Petroleum Product of the Week: Champagne Flutes
Byon Dec 30 2016
2016 is almost over and many of you out there may be thinking, thank goodness.
This past year was a tough one for a lot of people. But it's almost over! That in itself is cause for celebration (although let's be honest... we'd all celebrate regardless).
Besides the friends, food, fireworks, and that oh-so-desirous midnight kiss, you can't have a New Year's celebration without some champagne! Nothing quite rings in the new year like the satisfying cork popping off a bottle of bubbly. And even if champagne isn't your thing, just close your eyes. Imagine it. Oh yes.
It's party time.
If you are ringing in the New Year with a bottle (or several) of something nice (or nice and cheap), you might be interested in some stemware. You know, if you're not alone and/or drinking from the bottle.
Glass is a tempting choice for celebratory beverage containers, but many avoid this for large, raucous parties because glass can break and become dangerous. And depending on how large of a gathering you have, who's going to want to wash all those wine glasses and champagne flutes later? Not me, that's for sure. No thank you.
That's pretty much why plastic cutlery and disposable dinnerware and drinkware are so popular: you can just toss these single-use items away. but since they're plastic, we should try to RECYCLE THEM, right?! Well, it depends (but more on that later).
Ditching the glass doesn't mean you have to ditch the classy experience of sipping champagne from a flute; a red plastic cup is hardly the only option here (although it's not necessarily discouraged, either). If you're hosting a New Year's Eve party, it might serve you better to invest in some plastic champagne flutes. Next to fireworks, these might be the most important petroleum products of the night.
We all know that plastic is a petroleum product. In fact, it might just be our most treasured product made from that black gold, besides gasoline.
Petroleum is used to make a number of different types of plastics.

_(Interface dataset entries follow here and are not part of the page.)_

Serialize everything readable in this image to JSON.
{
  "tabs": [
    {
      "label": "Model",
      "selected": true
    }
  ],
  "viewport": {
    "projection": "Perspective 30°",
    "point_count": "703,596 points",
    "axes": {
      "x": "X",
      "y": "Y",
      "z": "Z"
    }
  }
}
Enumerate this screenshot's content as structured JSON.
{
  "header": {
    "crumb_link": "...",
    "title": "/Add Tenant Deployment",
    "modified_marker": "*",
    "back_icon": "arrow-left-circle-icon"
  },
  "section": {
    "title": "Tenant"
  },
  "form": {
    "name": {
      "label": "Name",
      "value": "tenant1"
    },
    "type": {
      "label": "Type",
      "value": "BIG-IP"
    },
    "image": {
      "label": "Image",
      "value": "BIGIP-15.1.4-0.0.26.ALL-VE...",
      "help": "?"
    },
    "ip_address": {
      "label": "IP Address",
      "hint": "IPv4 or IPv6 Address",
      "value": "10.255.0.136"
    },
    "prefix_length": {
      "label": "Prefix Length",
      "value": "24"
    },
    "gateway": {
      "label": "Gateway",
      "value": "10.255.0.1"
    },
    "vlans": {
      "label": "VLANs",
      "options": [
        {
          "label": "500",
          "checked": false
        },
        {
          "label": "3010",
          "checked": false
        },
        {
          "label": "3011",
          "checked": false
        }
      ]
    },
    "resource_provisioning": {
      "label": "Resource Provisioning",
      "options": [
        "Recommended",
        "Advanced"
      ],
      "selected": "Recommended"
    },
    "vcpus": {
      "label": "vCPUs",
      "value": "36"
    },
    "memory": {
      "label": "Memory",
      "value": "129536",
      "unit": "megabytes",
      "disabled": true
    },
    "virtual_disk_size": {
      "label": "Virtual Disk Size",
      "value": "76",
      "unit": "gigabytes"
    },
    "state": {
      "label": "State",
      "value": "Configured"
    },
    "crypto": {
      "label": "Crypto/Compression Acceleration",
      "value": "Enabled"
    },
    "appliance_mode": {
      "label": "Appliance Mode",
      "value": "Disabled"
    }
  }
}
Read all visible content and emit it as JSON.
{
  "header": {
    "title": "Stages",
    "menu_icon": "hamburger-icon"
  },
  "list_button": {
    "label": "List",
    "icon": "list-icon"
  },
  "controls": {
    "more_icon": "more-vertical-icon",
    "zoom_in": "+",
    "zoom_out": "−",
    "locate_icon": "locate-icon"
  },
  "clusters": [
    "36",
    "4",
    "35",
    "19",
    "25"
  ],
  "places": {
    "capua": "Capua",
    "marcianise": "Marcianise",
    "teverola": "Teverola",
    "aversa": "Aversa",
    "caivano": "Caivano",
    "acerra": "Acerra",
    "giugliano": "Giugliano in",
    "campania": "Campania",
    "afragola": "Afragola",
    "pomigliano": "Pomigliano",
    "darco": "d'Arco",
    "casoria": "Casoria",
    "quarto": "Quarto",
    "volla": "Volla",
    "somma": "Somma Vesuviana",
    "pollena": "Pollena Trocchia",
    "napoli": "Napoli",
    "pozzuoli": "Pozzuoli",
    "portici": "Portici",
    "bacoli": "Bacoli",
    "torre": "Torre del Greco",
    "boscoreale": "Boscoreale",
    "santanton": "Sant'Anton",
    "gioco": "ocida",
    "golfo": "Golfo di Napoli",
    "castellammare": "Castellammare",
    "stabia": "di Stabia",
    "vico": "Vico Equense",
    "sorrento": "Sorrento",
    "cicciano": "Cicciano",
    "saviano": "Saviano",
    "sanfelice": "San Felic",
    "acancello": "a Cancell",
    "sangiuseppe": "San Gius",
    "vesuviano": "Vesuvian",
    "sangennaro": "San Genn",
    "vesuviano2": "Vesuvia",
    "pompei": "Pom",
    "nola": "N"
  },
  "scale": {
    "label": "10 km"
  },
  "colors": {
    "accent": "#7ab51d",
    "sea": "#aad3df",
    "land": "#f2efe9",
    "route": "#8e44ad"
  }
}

And not all plastics are created equal; some are thin and flexible, some are very hard and sturdy, and some fall in-between. Obviously plastic champagne flutes are made from plastic. But what kind of plastic are they made from? This really depends on the company and the exact product.
Polystyrene (PS) is a popular choice for stemmed champagne flutes because it's a very hard plastic. This is actually one of the most widely-used plastics and can be found everywhere-- from CD cases to clamshell takeout containers to packing peanuts. Polystyrene is identified by resin identification code 6. PS can be recycled, though it isn't very efficient, therefore recycling programs that include "6" aren't widely available. But if you can find a program that does accept it, we encourage you to do so; it is incredibly abundant as litter, which is not good.
if your plastic flutes aren't made from polystyrene, there's a chance that they could be made from styrene-acrylonitrile resin (also called SAN plastic), which is a copolymer plastic consisting of styrene and acrylonitrile. SAN plastic falls under RIC 7, "other," and unfortunately due to difficulties, they are often not recycled.
So what do you do if you want to avoid starting 2017 with so much plastic waste? Well, you can avoid the plastic by using glass, as mentioned above. You could also consider paper cups (or just ditching cups all together and swigging it form the bottle). If none of these options appeal to you, check the packages; maybe you'll find some champagne flutes made from a more recycle-friendly plastic.
To brush up on your RIC recycling codes, you can read about the different types of plastic here.